Life on the Line: Doctor Who Helped Us Get bin Laden ‘Rotting’ in Prison
O'Neill: We're Going to "Lose Sources" If We Don't Help Those Who Help Us.
The plight of Pakistani physician Dr. Shakil Afridi, was brought to light again this week when news broke that his former attorney was shot dead in Peshawar, Pakistan. Prior to the famed May 2011 raid on Osama bin Laden's Pakistani compound, Dr. Afridi played a role in helping the CIA confirm bin Laden's presence in Pakistan by running a fake hepatitis vaccine program in Abbottabad. For his actions, Afridi paid an extremely high price: a 33-year sentence in a Pakistani prison.
Many feel the United States has not done nearly enough to facilitate Dr. Afridi's release — that we left behind an ally who helped us take out the world's most-wanted criminal.
The man who actually took out bin Laden by firing the fatal shot — former Navy SEAL Rob O'Neill — sat down with FOX News Greta Van Susteren to offer his point of view on the Dr. Afridi predicament.
Van Susteren: "I think the U.S. can and should get the doctor out of that Pakastani prison where he has been rotting since 2012. We should bring him here to safety."
O'Neill: "I think he should have come out with us when we had the opportunity. I think the reason he didn't want to leave at first is because his family members were there. He didn't want to leave them behind — but he was grabbed at Torkham border crossing while trying to get out, so something went wrong. I think we could do more to get him out."
Van Susteren: "What do you think we could do to get him out?"
O'Neill: "One thing that they (U.S. government) did is take away $33 million in aid to the Pakistanis. One for each year of his prison sentence…more like a sign of protest. I think we can possibly do more. Get political muscle back. Tell them we want him back. Maybe even do some kind of a swap if they would."
Van Susteren: "Do you feel sort of like I do that we've left him behind?"

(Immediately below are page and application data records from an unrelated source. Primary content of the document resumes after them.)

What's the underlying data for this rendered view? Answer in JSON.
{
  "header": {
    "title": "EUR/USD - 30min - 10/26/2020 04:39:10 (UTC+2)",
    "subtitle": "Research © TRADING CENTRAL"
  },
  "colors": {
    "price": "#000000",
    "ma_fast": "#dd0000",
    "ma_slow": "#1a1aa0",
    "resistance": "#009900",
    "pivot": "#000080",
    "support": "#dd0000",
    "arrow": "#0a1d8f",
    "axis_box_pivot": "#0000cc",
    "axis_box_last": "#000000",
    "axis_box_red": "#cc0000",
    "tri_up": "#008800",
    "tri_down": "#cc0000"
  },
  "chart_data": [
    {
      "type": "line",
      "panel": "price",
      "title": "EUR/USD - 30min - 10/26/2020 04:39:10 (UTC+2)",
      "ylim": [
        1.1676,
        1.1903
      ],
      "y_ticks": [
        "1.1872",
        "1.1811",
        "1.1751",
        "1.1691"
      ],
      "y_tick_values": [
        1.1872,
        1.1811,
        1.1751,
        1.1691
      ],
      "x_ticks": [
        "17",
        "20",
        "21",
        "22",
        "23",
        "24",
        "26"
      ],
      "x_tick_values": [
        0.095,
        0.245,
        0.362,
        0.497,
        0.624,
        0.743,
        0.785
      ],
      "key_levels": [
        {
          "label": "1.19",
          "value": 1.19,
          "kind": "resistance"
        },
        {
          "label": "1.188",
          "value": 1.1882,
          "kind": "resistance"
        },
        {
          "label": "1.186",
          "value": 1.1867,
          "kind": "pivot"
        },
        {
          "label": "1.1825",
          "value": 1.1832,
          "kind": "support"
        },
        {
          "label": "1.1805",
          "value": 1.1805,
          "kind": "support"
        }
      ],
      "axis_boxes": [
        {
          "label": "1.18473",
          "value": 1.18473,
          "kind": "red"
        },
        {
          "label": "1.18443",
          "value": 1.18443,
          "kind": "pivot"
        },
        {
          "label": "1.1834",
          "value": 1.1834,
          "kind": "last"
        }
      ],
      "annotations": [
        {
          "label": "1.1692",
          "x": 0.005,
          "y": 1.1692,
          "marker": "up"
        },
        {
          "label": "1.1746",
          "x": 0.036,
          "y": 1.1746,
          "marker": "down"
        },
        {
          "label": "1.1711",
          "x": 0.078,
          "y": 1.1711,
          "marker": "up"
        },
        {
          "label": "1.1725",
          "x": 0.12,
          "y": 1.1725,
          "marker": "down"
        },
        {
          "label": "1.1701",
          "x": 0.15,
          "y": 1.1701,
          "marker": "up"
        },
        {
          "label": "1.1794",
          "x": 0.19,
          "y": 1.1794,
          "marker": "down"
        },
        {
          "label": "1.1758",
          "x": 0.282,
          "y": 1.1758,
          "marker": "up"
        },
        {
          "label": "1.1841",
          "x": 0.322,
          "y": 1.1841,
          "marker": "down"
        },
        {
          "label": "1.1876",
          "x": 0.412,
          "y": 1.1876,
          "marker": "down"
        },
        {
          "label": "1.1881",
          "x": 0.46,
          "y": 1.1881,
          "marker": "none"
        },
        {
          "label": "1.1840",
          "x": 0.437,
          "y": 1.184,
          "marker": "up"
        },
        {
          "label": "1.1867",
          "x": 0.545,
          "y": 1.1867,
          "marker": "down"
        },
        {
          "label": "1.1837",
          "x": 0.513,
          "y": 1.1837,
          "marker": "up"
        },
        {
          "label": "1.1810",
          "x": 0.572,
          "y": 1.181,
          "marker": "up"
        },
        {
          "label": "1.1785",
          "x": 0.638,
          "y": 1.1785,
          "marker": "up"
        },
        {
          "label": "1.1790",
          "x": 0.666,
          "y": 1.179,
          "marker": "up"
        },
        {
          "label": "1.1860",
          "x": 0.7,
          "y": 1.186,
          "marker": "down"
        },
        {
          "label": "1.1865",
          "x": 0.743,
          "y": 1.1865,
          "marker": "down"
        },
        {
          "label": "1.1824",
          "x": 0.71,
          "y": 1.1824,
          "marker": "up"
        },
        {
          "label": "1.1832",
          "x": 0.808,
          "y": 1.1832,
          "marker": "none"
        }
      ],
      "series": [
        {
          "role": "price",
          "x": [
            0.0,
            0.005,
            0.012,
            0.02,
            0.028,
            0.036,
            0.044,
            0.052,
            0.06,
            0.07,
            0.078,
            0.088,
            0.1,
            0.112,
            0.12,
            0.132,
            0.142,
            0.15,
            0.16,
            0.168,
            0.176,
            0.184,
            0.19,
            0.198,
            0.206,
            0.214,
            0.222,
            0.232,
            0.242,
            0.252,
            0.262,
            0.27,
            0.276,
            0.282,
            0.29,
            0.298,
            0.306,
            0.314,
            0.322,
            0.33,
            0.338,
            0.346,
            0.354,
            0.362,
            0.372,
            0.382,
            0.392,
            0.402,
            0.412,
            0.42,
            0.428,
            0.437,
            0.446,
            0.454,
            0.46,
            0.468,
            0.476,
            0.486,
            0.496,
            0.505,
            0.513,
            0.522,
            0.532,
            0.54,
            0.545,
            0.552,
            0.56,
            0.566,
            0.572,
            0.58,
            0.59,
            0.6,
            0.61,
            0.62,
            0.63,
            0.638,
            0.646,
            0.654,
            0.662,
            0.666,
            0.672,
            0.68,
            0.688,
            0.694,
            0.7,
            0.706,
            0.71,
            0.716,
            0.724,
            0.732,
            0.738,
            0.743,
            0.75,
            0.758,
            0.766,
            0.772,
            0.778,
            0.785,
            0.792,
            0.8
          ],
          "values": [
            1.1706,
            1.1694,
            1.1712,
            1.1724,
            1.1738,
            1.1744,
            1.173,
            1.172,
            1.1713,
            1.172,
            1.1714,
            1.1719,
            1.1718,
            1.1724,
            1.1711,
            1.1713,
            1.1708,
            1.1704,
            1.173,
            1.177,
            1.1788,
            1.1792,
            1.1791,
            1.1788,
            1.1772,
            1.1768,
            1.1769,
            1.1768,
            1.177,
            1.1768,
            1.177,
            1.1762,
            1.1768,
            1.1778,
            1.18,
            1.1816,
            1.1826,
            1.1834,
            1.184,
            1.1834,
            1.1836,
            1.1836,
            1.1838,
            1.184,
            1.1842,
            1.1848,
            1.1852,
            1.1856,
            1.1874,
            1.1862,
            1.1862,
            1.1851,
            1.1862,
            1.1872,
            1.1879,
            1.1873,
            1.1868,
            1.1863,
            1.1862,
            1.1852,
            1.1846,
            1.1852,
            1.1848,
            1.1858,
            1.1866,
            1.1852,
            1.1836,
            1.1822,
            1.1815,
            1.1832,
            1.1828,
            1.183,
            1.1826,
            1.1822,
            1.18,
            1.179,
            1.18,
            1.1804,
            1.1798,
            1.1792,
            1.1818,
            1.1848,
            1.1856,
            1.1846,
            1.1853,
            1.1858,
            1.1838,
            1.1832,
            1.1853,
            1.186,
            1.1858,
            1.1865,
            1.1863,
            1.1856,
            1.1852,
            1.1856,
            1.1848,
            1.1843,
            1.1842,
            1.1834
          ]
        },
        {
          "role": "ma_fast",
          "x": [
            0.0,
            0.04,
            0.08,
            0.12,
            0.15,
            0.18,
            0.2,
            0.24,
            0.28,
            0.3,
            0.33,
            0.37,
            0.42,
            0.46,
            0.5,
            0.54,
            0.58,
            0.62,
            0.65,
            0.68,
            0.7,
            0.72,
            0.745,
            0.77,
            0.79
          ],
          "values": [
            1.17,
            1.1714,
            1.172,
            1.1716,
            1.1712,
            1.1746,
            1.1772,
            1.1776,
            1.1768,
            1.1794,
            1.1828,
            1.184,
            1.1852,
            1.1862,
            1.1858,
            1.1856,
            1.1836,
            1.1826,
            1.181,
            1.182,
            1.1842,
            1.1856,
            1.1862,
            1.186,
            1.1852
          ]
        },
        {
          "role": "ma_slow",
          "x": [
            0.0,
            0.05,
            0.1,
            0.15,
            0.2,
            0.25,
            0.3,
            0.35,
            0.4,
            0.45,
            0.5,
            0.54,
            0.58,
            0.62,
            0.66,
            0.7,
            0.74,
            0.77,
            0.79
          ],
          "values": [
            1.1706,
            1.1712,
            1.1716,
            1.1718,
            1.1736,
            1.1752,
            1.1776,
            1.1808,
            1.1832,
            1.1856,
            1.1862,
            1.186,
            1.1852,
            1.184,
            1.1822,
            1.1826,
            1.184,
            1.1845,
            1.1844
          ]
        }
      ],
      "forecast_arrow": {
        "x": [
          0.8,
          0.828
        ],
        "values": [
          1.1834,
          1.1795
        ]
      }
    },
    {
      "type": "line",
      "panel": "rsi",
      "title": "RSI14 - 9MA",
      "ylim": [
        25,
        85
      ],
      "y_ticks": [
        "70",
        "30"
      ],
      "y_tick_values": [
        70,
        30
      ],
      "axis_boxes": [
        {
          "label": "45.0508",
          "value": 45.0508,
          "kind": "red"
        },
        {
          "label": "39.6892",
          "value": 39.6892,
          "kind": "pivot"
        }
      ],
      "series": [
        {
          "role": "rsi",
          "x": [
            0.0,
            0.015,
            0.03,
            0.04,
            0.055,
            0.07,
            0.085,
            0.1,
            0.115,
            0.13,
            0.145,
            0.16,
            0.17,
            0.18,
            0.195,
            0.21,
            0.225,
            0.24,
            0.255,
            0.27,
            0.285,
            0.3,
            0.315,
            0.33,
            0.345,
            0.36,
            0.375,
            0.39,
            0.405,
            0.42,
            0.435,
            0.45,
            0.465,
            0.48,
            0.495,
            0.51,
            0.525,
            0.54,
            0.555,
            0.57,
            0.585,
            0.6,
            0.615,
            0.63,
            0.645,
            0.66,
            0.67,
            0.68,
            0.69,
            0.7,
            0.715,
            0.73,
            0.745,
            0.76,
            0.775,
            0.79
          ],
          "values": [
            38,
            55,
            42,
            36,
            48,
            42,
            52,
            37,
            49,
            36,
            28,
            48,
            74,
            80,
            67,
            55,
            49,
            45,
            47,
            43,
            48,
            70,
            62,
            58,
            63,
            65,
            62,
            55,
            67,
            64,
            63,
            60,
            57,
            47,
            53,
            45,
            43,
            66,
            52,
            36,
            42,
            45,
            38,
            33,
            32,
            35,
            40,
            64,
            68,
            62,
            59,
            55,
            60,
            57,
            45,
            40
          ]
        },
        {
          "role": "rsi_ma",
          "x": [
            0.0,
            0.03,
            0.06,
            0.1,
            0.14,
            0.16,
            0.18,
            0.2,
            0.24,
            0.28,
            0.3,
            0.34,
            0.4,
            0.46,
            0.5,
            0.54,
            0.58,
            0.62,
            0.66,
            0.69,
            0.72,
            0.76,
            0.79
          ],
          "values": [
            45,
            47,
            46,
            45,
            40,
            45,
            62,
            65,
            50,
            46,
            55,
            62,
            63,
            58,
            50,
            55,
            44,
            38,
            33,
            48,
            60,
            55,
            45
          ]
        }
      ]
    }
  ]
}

O'Neill: "I remember hearing about this guy when we were being briefed on the mission. He may or may not have known what he was doing it for…helping us on the ground in Peshawar and Abbottabad, which was a dangerous place to do that. Because he did that, we can't be leaving him behind."
“Why would people want to help us in the future if we get what we want and then we hang them out to dry? We're going to start losing sources by doing this.”
Van Susteren: "I'm sure he's learned in prison that his lawyer was murdered yesterday. I can't even imagine what's going on in his mind. He must feel that we've deserted him."
O'Neill: "It's one of those things. It happened with ISIS in al-Baghdad by the air base. They (ally Sunni tribesmen) were asking for our help to come get them. They helped us in 2007. We didn't help them. Why would people want to help us in the future if we get what we want and then we hang them out to dry? We're going to start losing sources by doing this."